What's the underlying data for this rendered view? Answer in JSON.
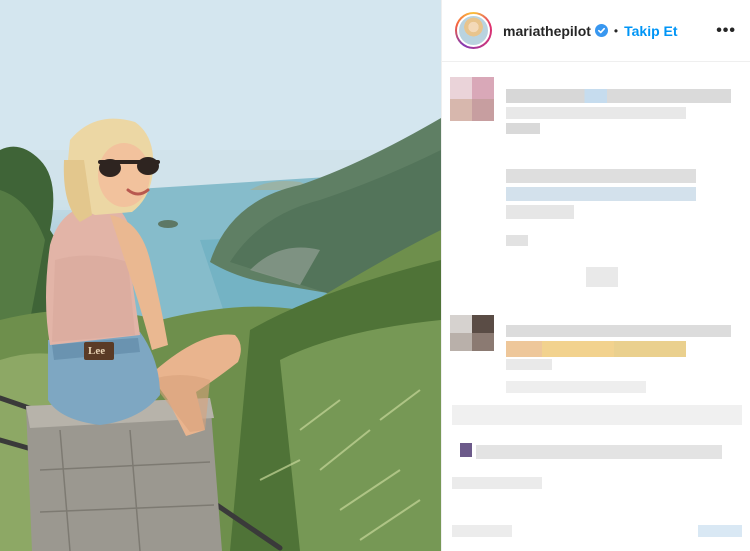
{
  "post": {
    "username": "mariathepilot",
    "separator": "•",
    "follow_label": "Takip Et",
    "more_label": "•••",
    "verified": true
  },
  "photo": {
    "brand_patch_text": "Lee"
  },
  "icons": {
    "verified": "verified-badge-icon",
    "more": "more-options-icon"
  },
  "colors": {
    "follow_blue": "#0095f6",
    "verified_blue": "#3897f0",
    "text_dark": "#262626"
  }
}
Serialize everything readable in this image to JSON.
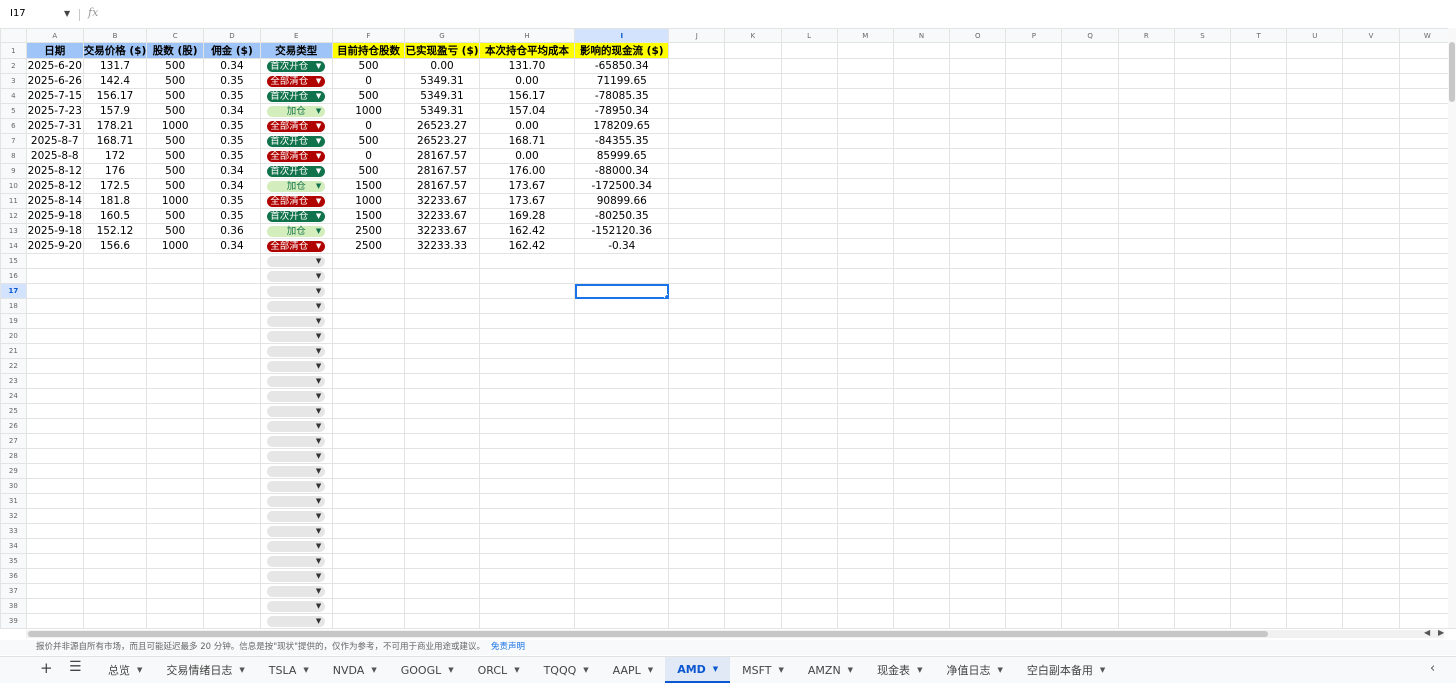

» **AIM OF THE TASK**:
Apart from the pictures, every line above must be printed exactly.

» **ANSWER SECTION**:
What's the underlying data for this rendered view? Answer in JSON.
{
  "post": {
    "username": "mariathepilot",
    "separator": "•",
    "follow_label": "Takip Et",
    "more_label": "•••",
    "verified": true
  },
  "photo": {
    "brand_patch_text": "Lee"
  },
  "icons": {
    "verified": "verified-badge-icon",
    "more": "more-options-icon"
  },
  "colors": {
    "follow_blue": "#0095f6",
    "verified_blue": "#3897f0",
    "text_dark": "#262626"
  }
}
Serialize everything readable in this image to JSON.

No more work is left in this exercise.